[Data items]
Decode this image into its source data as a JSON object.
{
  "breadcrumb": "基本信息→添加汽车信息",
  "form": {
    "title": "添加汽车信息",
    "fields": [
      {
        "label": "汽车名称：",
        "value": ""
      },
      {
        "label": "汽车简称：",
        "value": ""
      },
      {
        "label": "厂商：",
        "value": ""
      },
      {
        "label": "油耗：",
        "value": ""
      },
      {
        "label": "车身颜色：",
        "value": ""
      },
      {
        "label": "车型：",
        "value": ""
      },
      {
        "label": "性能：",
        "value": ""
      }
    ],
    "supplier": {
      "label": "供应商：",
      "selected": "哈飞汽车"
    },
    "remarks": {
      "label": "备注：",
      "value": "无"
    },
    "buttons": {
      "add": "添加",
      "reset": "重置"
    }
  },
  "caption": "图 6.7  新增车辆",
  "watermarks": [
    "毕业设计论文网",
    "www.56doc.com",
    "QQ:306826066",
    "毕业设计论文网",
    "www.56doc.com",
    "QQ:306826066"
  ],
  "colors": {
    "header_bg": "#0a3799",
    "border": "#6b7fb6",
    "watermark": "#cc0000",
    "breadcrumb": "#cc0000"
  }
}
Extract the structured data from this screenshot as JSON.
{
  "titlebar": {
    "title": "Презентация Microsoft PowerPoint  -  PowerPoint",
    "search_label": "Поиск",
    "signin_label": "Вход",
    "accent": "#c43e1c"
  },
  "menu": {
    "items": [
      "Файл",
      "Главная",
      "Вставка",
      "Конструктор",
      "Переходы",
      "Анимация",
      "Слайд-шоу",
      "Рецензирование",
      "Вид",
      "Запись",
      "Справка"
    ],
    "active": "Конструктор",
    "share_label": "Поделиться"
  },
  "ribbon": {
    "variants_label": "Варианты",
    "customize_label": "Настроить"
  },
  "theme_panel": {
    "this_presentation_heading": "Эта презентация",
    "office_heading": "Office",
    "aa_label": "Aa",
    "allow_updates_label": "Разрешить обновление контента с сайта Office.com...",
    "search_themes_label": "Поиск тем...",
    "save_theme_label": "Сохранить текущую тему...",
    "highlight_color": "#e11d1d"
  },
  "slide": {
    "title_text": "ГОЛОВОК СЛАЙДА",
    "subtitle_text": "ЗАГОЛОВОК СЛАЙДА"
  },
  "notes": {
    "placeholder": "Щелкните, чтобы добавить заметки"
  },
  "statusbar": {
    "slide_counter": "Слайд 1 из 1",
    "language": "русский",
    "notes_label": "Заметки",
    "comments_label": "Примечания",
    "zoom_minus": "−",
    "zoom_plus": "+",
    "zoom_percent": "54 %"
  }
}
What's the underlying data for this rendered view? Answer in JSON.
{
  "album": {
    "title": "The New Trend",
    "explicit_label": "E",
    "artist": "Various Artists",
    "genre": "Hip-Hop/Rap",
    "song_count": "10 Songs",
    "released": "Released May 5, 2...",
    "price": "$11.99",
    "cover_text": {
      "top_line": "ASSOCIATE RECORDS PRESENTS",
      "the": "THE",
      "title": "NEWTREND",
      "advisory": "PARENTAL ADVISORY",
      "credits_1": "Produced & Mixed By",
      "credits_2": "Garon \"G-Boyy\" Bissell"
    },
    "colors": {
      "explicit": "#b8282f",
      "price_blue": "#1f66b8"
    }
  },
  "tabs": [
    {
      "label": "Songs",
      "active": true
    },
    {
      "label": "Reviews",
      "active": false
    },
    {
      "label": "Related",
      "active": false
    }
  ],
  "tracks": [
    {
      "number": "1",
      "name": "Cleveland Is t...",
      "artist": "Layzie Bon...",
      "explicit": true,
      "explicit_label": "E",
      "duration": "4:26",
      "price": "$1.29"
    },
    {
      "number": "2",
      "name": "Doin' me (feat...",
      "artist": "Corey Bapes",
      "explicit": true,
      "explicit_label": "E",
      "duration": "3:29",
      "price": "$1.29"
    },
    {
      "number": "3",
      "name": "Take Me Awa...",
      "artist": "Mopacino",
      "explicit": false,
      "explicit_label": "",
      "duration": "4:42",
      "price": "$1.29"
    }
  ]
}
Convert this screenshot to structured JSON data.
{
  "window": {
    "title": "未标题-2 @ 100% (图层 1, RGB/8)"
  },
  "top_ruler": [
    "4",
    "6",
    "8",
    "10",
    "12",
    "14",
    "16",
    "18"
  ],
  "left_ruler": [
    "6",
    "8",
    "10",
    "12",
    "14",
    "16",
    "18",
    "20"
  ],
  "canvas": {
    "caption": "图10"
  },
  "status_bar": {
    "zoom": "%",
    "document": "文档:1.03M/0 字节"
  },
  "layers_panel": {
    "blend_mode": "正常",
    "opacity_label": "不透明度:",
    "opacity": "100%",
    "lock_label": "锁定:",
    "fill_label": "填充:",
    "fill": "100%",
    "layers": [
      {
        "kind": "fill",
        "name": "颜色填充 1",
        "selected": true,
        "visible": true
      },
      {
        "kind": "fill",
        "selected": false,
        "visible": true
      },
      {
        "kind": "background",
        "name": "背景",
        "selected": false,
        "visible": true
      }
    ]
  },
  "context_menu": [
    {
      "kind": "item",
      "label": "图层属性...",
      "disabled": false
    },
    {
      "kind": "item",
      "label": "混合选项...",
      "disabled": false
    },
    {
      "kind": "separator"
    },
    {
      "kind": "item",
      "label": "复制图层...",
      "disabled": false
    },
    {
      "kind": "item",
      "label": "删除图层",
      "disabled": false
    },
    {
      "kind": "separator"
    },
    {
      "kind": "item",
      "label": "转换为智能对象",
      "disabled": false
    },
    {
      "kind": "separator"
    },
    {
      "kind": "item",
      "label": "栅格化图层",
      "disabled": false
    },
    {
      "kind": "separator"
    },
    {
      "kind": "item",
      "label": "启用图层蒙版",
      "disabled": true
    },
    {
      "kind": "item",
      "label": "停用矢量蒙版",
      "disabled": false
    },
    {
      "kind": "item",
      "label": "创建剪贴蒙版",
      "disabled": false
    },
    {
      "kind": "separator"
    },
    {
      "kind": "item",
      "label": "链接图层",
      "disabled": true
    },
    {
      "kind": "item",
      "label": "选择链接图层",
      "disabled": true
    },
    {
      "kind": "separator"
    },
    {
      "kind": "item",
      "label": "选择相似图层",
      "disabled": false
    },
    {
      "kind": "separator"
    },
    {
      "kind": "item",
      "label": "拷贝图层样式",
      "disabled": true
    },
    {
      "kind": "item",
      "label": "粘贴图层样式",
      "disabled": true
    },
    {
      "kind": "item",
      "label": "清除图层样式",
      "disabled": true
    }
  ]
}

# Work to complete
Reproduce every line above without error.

# Output
Decode this image into its source data as a JSON object.
{
  "breadcrumb": "基本信息→添加汽车信息",
  "form": {
    "title": "添加汽车信息",
    "fields": [
      {
        "label": "汽车名称：",
        "value": ""
      },
      {
        "label": "汽车简称：",
        "value": ""
      },
      {
        "label": "厂商：",
        "value": ""
      },
      {
        "label": "油耗：",
        "value": ""
      },
      {
        "label": "车身颜色：",
        "value": ""
      },
      {
        "label": "车型：",
        "value": ""
      },
      {
        "label": "性能：",
        "value": ""
      }
    ],
    "supplier": {
      "label": "供应商：",
      "selected": "哈飞汽车"
    },
    "remarks": {
      "label": "备注：",
      "value": "无"
    },
    "buttons": {
      "add": "添加",
      "reset": "重置"
    }
  },
  "caption": "图 6.7  新增车辆",
  "watermarks": [
    "毕业设计论文网",
    "www.56doc.com",
    "QQ:306826066",
    "毕业设计论文网",
    "www.56doc.com",
    "QQ:306826066"
  ],
  "colors": {
    "header_bg": "#0a3799",
    "border": "#6b7fb6",
    "watermark": "#cc0000",
    "breadcrumb": "#cc0000"
  }
}
Extract the structured data from this screenshot as JSON.
{
  "titlebar": {
    "title": "Презентация Microsoft PowerPoint  -  PowerPoint",
    "search_label": "Поиск",
    "signin_label": "Вход",
    "accent": "#c43e1c"
  },
  "menu": {
    "items": [
      "Файл",
      "Главная",
      "Вставка",
      "Конструктор",
      "Переходы",
      "Анимация",
      "Слайд-шоу",
      "Рецензирование",
      "Вид",
      "Запись",
      "Справка"
    ],
    "active": "Конструктор",
    "share_label": "Поделиться"
  },
  "ribbon": {
    "variants_label": "Варианты",
    "customize_label": "Настроить"
  },
  "theme_panel": {
    "this_presentation_heading": "Эта презентация",
    "office_heading": "Office",
    "aa_label": "Aa",
    "allow_updates_label": "Разрешить обновление контента с сайта Office.com...",
    "search_themes_label": "Поиск тем...",
    "save_theme_label": "Сохранить текущую тему...",
    "highlight_color": "#e11d1d"
  },
  "slide": {
    "title_text": "ГОЛОВОК СЛАЙДА",
    "subtitle_text": "ЗАГОЛОВОК СЛАЙДА"
  },
  "notes": {
    "placeholder": "Щелкните, чтобы добавить заметки"
  },
  "statusbar": {
    "slide_counter": "Слайд 1 из 1",
    "language": "русский",
    "notes_label": "Заметки",
    "comments_label": "Примечания",
    "zoom_minus": "−",
    "zoom_plus": "+",
    "zoom_percent": "54 %"
  }
}
What's the underlying data for this rendered view? Answer in JSON.
{
  "album": {
    "title": "The New Trend",
    "explicit_label": "E",
    "artist": "Various Artists",
    "genre": "Hip-Hop/Rap",
    "song_count": "10 Songs",
    "released": "Released May 5, 2...",
    "price": "$11.99",
    "cover_text": {
      "top_line": "ASSOCIATE RECORDS PRESENTS",
      "the": "THE",
      "title": "NEWTREND",
      "advisory": "PARENTAL ADVISORY",
      "credits_1": "Produced & Mixed By",
      "credits_2": "Garon \"G-Boyy\" Bissell"
    },
    "colors": {
      "explicit": "#b8282f",
      "price_blue": "#1f66b8"
    }
  },
  "tabs": [
    {
      "label": "Songs",
      "active": true
    },
    {
      "label": "Reviews",
      "active": false
    },
    {
      "label": "Related",
      "active": false
    }
  ],
  "tracks": [
    {
      "number": "1",
      "name": "Cleveland Is t...",
      "artist": "Layzie Bon...",
      "explicit": true,
      "explicit_label": "E",
      "duration": "4:26",
      "price": "$1.29"
    },
    {
      "number": "2",
      "name": "Doin' me (feat...",
      "artist": "Corey Bapes",
      "explicit": true,
      "explicit_label": "E",
      "duration": "3:29",
      "price": "$1.29"
    },
    {
      "number": "3",
      "name": "Take Me Awa...",
      "artist": "Mopacino",
      "explicit": false,
      "explicit_label": "",
      "duration": "4:42",
      "price": "$1.29"
    }
  ]
}
Convert this screenshot to structured JSON data.
{
  "window": {
    "title": "未标题-2 @ 100% (图层 1, RGB/8)"
  },
  "top_ruler": [
    "4",
    "6",
    "8",
    "10",
    "12",
    "14",
    "16",
    "18"
  ],
  "left_ruler": [
    "6",
    "8",
    "10",
    "12",
    "14",
    "16",
    "18",
    "20"
  ],
  "canvas": {
    "caption": "图10"
  },
  "status_bar": {
    "zoom": "%",
    "document": "文档:1.03M/0 字节"
  },
  "layers_panel": {
    "blend_mode": "正常",
    "opacity_label": "不透明度:",
    "opacity": "100%",
    "lock_label": "锁定:",
    "fill_label": "填充:",
    "fill": "100%",
    "layers": [
      {
        "kind": "fill",
        "name": "颜色填充 1",
        "selected": true,
        "visible": true
      },
      {
        "kind": "fill",
        "selected": false,
        "visible": true
      },
      {
        "kind": "background",
        "name": "背景",
        "selected": false,
        "visible": true
      }
    ]
  },
  "context_menu": [
    {
      "kind": "item",
      "label": "图层属性...",
      "disabled": false
    },
    {
      "kind": "item",
      "label": "混合选项...",
      "disabled": false
    },
    {
      "kind": "separator"
    },
    {
      "kind": "item",
      "label": "复制图层...",
      "disabled": false
    },
    {
      "kind": "item",
      "label": "删除图层",
      "disabled": false
    },
    {
      "kind": "separator"
    },
    {
      "kind": "item",
      "label": "转换为智能对象",
      "disabled": false
    },
    {
      "kind": "separator"
    },
    {
      "kind": "item",
      "label": "栅格化图层",
      "disabled": false
    },
    {
      "kind": "separator"
    },
    {
      "kind": "item",
      "label": "启用图层蒙版",
      "disabled": true
    },
    {
      "kind": "item",
      "label": "停用矢量蒙版",
      "disabled": false
    },
    {
      "kind": "item",
      "label": "创建剪贴蒙版",
      "disabled": false
    },
    {
      "kind": "separator"
    },
    {
      "kind": "item",
      "label": "链接图层",
      "disabled": true
    },
    {
      "kind": "item",
      "label": "选择链接图层",
      "disabled": true
    },
    {
      "kind": "separator"
    },
    {
      "kind": "item",
      "label": "选择相似图层",
      "disabled": false
    },
    {
      "kind": "separator"
    },
    {
      "kind": "item",
      "label": "拷贝图层样式",
      "disabled": true
    },
    {
      "kind": "item",
      "label": "粘贴图层样式",
      "disabled": true
    },
    {
      "kind": "item",
      "label": "清除图层样式",
      "disabled": true
    }
  ]
}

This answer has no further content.